Songwriters can cover any number of subjects. But before Neil Young’s new “The Monsanto Years,” it’s unlikely anyone created an entire album devoted to the following topics: • The effects of genetically modified food on human digestion. • Bread packaging and advertising at Safeway. •The iIngredients used in Starbucks’ coffee.
Willie Nelson and Neil Young go back at least as far as 1985's initial Farm Aid, but nobody could've imagined the latter collaborating with the former's sons. Lukas and Micah Nelson weren't even born yet! The brothers' Promise of the Real stomps like Young's Crazy Horse – guitars howling – but they bring out something in their employer here that's missing from his recent efforts. Overtly political subject matter energizes him as well.
At this point in his career, Neil Young has traveled so many paths that his oeuvre is its own game of Choose Your Own Adventure. Need some acoustic-based comfort? Head to "Harvest." Hardened introspection? "Tonight's the Night." "Trans" works well for new wave moods. "Get Back to the Country" delivers as advertised. Noise? Check out "Arc." "The Monsanto Years" is Young in electrified protest mode.
For an undisguised, heavy-handed topical Neil Young record, The Monsanto Years is actually engaging and mostly effective. Maybe because outspoken satire like, say, his Rockin' In The Free World, has been widely misinterpreted and co-opted by the kind of villains it was lashing out against (Fuck you, Donald Trump. Fuck. You.), Young has dispensed with artful mystery and just sings the things he means as directly as possible.
For most artists, the concept album is the one half your career has led up to. For Neil Young, it’s the thing he throws together in a few raucous-seeming weeks every three or four years. Greendale, Young’s puzzling 2003 rock opera, set something of a template for the rest of his theme albums: They’re generally skeletal, three-chord rock full of communal choruses and prickly political concerns.
Neil Young set the bar high for protest songs with “Ohio,” a 1970 stunner about the National Guard killing of four Kent State students. But “Living With War,” his 2006 album about President George W. Bush, was a dud, and so is this new one, on which Young, a cofounder of Farm Aid, rips Monsanto for its genetically engineered seeds and herbicides.

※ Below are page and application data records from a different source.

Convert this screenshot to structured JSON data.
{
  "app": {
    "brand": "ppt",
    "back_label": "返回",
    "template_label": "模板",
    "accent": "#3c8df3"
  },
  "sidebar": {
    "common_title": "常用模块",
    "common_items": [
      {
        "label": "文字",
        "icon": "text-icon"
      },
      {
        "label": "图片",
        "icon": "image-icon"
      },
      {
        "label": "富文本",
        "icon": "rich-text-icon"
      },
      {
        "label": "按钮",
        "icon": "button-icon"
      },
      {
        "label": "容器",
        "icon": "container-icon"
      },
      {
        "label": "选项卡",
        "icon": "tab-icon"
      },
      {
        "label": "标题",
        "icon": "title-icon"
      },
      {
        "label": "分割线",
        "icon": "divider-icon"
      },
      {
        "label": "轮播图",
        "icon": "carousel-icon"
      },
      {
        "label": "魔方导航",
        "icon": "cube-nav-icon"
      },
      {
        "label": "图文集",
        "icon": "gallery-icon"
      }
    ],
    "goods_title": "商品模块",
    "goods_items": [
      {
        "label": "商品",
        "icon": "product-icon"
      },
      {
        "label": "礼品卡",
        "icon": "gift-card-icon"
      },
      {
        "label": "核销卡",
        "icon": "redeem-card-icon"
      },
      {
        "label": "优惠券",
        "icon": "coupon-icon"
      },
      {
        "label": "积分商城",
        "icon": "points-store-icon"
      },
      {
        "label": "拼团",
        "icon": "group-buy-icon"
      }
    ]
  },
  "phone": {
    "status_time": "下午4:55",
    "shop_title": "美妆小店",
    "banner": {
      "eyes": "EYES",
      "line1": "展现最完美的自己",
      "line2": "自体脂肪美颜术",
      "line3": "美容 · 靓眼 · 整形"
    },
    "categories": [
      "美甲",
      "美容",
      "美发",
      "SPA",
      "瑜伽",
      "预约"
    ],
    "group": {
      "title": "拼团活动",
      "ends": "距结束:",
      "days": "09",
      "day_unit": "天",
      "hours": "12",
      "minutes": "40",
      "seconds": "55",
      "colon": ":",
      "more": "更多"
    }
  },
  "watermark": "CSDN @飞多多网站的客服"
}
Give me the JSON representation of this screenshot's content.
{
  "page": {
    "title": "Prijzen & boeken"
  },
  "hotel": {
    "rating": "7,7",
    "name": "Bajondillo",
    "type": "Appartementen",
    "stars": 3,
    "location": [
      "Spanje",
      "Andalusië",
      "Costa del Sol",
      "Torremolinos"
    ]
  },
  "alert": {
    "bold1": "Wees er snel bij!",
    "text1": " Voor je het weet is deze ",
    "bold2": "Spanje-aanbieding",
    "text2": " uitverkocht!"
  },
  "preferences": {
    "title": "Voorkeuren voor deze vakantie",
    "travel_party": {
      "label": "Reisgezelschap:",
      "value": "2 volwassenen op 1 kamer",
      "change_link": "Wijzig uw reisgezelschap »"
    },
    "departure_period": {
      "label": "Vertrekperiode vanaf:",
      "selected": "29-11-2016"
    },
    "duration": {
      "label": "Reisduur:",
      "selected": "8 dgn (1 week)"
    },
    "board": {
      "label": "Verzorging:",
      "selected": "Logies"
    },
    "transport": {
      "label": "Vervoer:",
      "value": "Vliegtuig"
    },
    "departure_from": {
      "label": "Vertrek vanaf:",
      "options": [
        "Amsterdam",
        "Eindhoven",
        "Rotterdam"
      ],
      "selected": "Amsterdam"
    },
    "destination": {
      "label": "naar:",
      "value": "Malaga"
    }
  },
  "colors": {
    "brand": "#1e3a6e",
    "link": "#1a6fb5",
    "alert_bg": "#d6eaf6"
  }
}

Tell you what, when he finds out about this, Neil Young's going to be livid. It's bad enough that somebody should have attempted this audacious jape in the first place, recording a parody album under his name. But worse still that they've induced his own record company to release it. Whoever it was, you have to give the cheeky blighters credit for their ingenuity.